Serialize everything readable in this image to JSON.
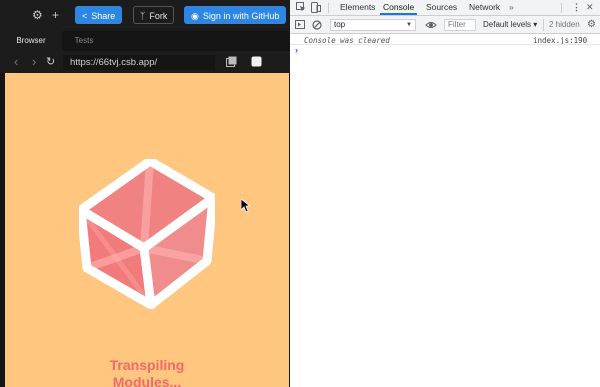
{
  "toolbar": {
    "share_label": "Share",
    "fork_label": "Fork",
    "signin_label": "Sign in with GitHub"
  },
  "tabs": [
    {
      "label": "Browser",
      "active": true
    },
    {
      "label": "Tests",
      "active": false
    }
  ],
  "browser": {
    "url": "https://66tvj.csb.app/"
  },
  "preview": {
    "loading_text_line1": "Transpiling",
    "loading_text_line2": "Modules..."
  },
  "devtools": {
    "tabs": [
      {
        "label": "Elements",
        "active": false
      },
      {
        "label": "Console",
        "active": true
      },
      {
        "label": "Sources",
        "active": false
      },
      {
        "label": "Network",
        "active": false
      }
    ],
    "more_tabs_label": "»",
    "context": "top",
    "filter_placeholder": "Filter",
    "levels_label": "Default levels ▾",
    "hidden_label": "2 hidden",
    "console_message": "Console was cleared",
    "console_source": "index.js:190",
    "prompt_symbol": "›"
  },
  "colors": {
    "accent_blue": "#2d87e2",
    "preview_background": "#ffc67f",
    "loading_text": "#ef6a6a",
    "devtools_active_tab": "#1a73e8"
  }
}
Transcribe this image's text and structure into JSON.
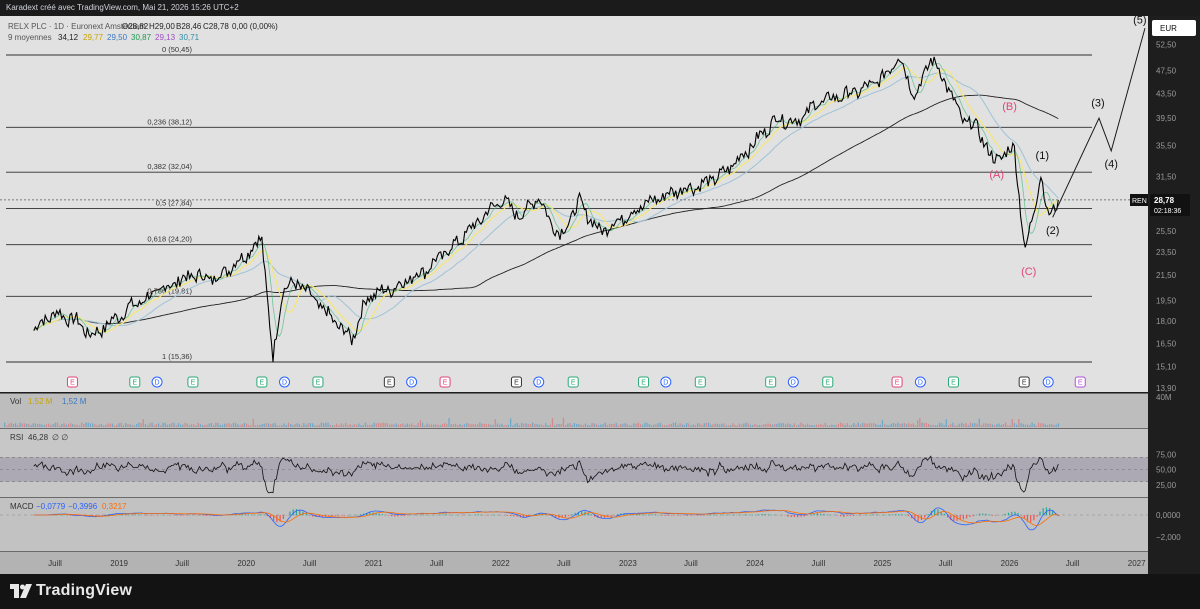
{
  "header": {
    "title": "Karadext créé avec TradingView.com, Mai 21, 2026 15:26 UTC+2"
  },
  "chart_data": {
    "type": "line",
    "symbol": {
      "name": "RELX PLC · 1D · Euronext Amsterdam",
      "open_label": "O28,82",
      "high_label": "H29,00",
      "low_label": "B28,46",
      "close_label": "C28,78",
      "change_label": "0,00 (0,00%)"
    },
    "ma_legend": {
      "label": "9 moyennes",
      "values": [
        {
          "value": "34,12",
          "color": "#d1d4dc"
        },
        {
          "value": "29,77",
          "color": "#f7e76b"
        },
        {
          "value": "29,50",
          "color": "#5b9bd5"
        },
        {
          "value": "30,87",
          "color": "#2ec46b"
        },
        {
          "value": "29,13",
          "color": "#c678dd"
        },
        {
          "value": "30,71",
          "color": "#4fb0c6"
        }
      ]
    },
    "currency": "EUR",
    "price_axis": {
      "ticks": [
        "52,50",
        "47,50",
        "43,50",
        "39,50",
        "35,50",
        "31,50",
        "28,00",
        "25,50",
        "23,50",
        "21,50",
        "19,50",
        "18,00",
        "16,50",
        "15,10",
        "13,90"
      ],
      "scale": "log"
    },
    "x_axis_ticks": [
      "Juill",
      "2019",
      "Juill",
      "2020",
      "Juill",
      "2021",
      "Juill",
      "2022",
      "Juill",
      "2023",
      "Juill",
      "2024",
      "Juill",
      "2025",
      "Juill",
      "2026",
      "Juill",
      "2027"
    ],
    "last_price": {
      "symbol": "REN",
      "value": "28,78",
      "countdown": "02:18:36"
    },
    "fib_levels": [
      {
        "label": "0 (50,45)",
        "price": 50.45
      },
      {
        "label": "0,236 (38,12)",
        "price": 38.12
      },
      {
        "label": "0,382 (32,04)",
        "price": 32.04
      },
      {
        "label": "0,5 (27,84)",
        "price": 27.84
      },
      {
        "label": "0,618 (24,20)",
        "price": 24.2
      },
      {
        "label": "0,786 (19,81)",
        "price": 19.81
      },
      {
        "label": "1 (15,36)",
        "price": 15.36
      }
    ],
    "price_series": [
      {
        "date": "2018-05-01",
        "close": 17.5
      },
      {
        "date": "2018-07-01",
        "close": 18.6
      },
      {
        "date": "2018-09-01",
        "close": 18.0
      },
      {
        "date": "2018-10-15",
        "close": 17.0
      },
      {
        "date": "2018-12-01",
        "close": 17.8
      },
      {
        "date": "2019-02-01",
        "close": 19.0
      },
      {
        "date": "2019-04-01",
        "close": 19.8
      },
      {
        "date": "2019-06-01",
        "close": 20.8
      },
      {
        "date": "2019-08-01",
        "close": 21.5
      },
      {
        "date": "2019-10-01",
        "close": 21.2
      },
      {
        "date": "2019-12-01",
        "close": 22.5
      },
      {
        "date": "2020-02-15",
        "close": 24.8
      },
      {
        "date": "2020-03-18",
        "close": 15.5
      },
      {
        "date": "2020-04-15",
        "close": 20.5
      },
      {
        "date": "2020-06-01",
        "close": 20.8
      },
      {
        "date": "2020-08-01",
        "close": 19.0
      },
      {
        "date": "2020-10-30",
        "close": 16.8
      },
      {
        "date": "2020-12-15",
        "close": 19.8
      },
      {
        "date": "2021-03-01",
        "close": 20.5
      },
      {
        "date": "2021-06-01",
        "close": 22.0
      },
      {
        "date": "2021-09-01",
        "close": 24.5
      },
      {
        "date": "2021-12-31",
        "close": 28.8
      },
      {
        "date": "2022-03-01",
        "close": 27.0
      },
      {
        "date": "2022-04-15",
        "close": 29.2
      },
      {
        "date": "2022-06-20",
        "close": 25.0
      },
      {
        "date": "2022-08-15",
        "close": 28.5
      },
      {
        "date": "2022-10-10",
        "close": 25.5
      },
      {
        "date": "2022-12-01",
        "close": 26.5
      },
      {
        "date": "2023-03-01",
        "close": 28.5
      },
      {
        "date": "2023-06-01",
        "close": 30.0
      },
      {
        "date": "2023-08-01",
        "close": 30.5
      },
      {
        "date": "2023-10-01",
        "close": 31.8
      },
      {
        "date": "2024-01-01",
        "close": 36.0
      },
      {
        "date": "2024-03-01",
        "close": 39.5
      },
      {
        "date": "2024-05-01",
        "close": 39.0
      },
      {
        "date": "2024-07-01",
        "close": 42.0
      },
      {
        "date": "2024-09-01",
        "close": 43.0
      },
      {
        "date": "2024-11-01",
        "close": 44.0
      },
      {
        "date": "2025-01-01",
        "close": 46.0
      },
      {
        "date": "2025-02-15",
        "close": 50.4
      },
      {
        "date": "2025-04-07",
        "close": 43.0
      },
      {
        "date": "2025-05-20",
        "close": 50.0
      },
      {
        "date": "2025-07-01",
        "close": 45.5
      },
      {
        "date": "2025-08-15",
        "close": 39.5
      },
      {
        "date": "2025-10-01",
        "close": 38.0
      },
      {
        "date": "2025-11-15",
        "close": 33.5
      },
      {
        "date": "2026-01-15",
        "close": 35.2
      },
      {
        "date": "2026-02-15",
        "close": 23.3
      },
      {
        "date": "2026-03-15",
        "close": 28.5
      },
      {
        "date": "2026-04-01",
        "close": 31.8
      },
      {
        "date": "2026-04-20",
        "close": 27.0
      },
      {
        "date": "2026-05-21",
        "close": 28.78
      }
    ],
    "projection_path": [
      {
        "date": "2026-05-05",
        "price": 26.9
      },
      {
        "date": "2026-09-15",
        "price": 39.5
      },
      {
        "date": "2026-10-20",
        "price": 34.8
      },
      {
        "date": "2027-01-25",
        "price": 56.0
      }
    ],
    "wave_labels": [
      {
        "text": "(5)",
        "date": "2027-01-10",
        "price": 57.0,
        "color": "#d1d4dc"
      },
      {
        "text": "(3)",
        "date": "2026-09-12",
        "price": 41.3,
        "color": "#d1d4dc"
      },
      {
        "text": "(4)",
        "date": "2026-10-20",
        "price": 32.6,
        "color": "#d1d4dc"
      },
      {
        "text": "(1)",
        "date": "2026-04-05",
        "price": 33.7,
        "color": "#d1d4dc"
      },
      {
        "text": "(2)",
        "date": "2026-05-05",
        "price": 25.2,
        "color": "#d1d4dc"
      },
      {
        "text": "(B)",
        "date": "2026-01-01",
        "price": 40.8,
        "color": "#e0457b"
      },
      {
        "text": "(A)",
        "date": "2025-11-25",
        "price": 31.3,
        "color": "#e0457b"
      },
      {
        "text": "(C)",
        "date": "2026-02-25",
        "price": 21.5,
        "color": "#e0457b"
      }
    ],
    "event_markers": [
      {
        "letter": "E",
        "date": "2018-08-20",
        "kind": "earn-red"
      },
      {
        "letter": "E",
        "date": "2019-02-15",
        "kind": "earn-green"
      },
      {
        "letter": "D",
        "date": "2019-04-20",
        "kind": "div"
      },
      {
        "letter": "E",
        "date": "2019-08-01",
        "kind": "earn-green"
      },
      {
        "letter": "E",
        "date": "2020-02-15",
        "kind": "earn-green"
      },
      {
        "letter": "D",
        "date": "2020-04-20",
        "kind": "div"
      },
      {
        "letter": "E",
        "date": "2020-07-25",
        "kind": "earn-green"
      },
      {
        "letter": "E",
        "date": "2021-02-15",
        "kind": "earn-gray"
      },
      {
        "letter": "D",
        "date": "2021-04-20",
        "kind": "div"
      },
      {
        "letter": "E",
        "date": "2021-07-25",
        "kind": "earn-red"
      },
      {
        "letter": "E",
        "date": "2022-02-15",
        "kind": "earn-gray"
      },
      {
        "letter": "D",
        "date": "2022-04-20",
        "kind": "div"
      },
      {
        "letter": "E",
        "date": "2022-07-28",
        "kind": "earn-green"
      },
      {
        "letter": "E",
        "date": "2023-02-15",
        "kind": "earn-green"
      },
      {
        "letter": "D",
        "date": "2023-04-20",
        "kind": "div"
      },
      {
        "letter": "E",
        "date": "2023-07-28",
        "kind": "earn-green"
      },
      {
        "letter": "E",
        "date": "2024-02-15",
        "kind": "earn-green"
      },
      {
        "letter": "D",
        "date": "2024-04-20",
        "kind": "div"
      },
      {
        "letter": "E",
        "date": "2024-07-28",
        "kind": "earn-green"
      },
      {
        "letter": "E",
        "date": "2025-02-12",
        "kind": "earn-red"
      },
      {
        "letter": "D",
        "date": "2025-04-20",
        "kind": "div"
      },
      {
        "letter": "E",
        "date": "2025-07-24",
        "kind": "earn-green"
      },
      {
        "letter": "E",
        "date": "2026-02-12",
        "kind": "earn-gray"
      },
      {
        "letter": "D",
        "date": "2026-04-22",
        "kind": "div"
      },
      {
        "letter": "E",
        "date": "2026-07-23",
        "kind": "earn-purple"
      }
    ],
    "volume_panel": {
      "label": "Vol",
      "value_a": "1,52 M",
      "value_b": "1,52 M",
      "scale_label": "40M"
    },
    "rsi_panel": {
      "label": "RSI",
      "value": "46,28",
      "extra": "∅ ∅",
      "ticks": [
        "75,00",
        "50,00",
        "25,00"
      ],
      "upper": 70,
      "lower": 30
    },
    "macd_panel": {
      "label": "MACD",
      "macd": "−0,0779",
      "signal": "−0,3996",
      "hist": "0,3217",
      "ticks": [
        "0,0000",
        "−2,000"
      ]
    },
    "colors": {
      "background": "#1e1e1e",
      "price": "#000000",
      "ma_fast": "#f7e76b",
      "ma_mid": "#9fc2d6",
      "ma_slow": "#222222",
      "fib": "#2e2e2e",
      "rsi_band": "#5a4b7a",
      "macd": "#2962ff",
      "signal": "#ff6d00",
      "hist_pos": "#26a69a",
      "hist_neg": "#ef5350"
    }
  },
  "footer": {
    "brand": "TradingView"
  }
}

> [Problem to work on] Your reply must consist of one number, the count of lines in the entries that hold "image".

> [Response] 2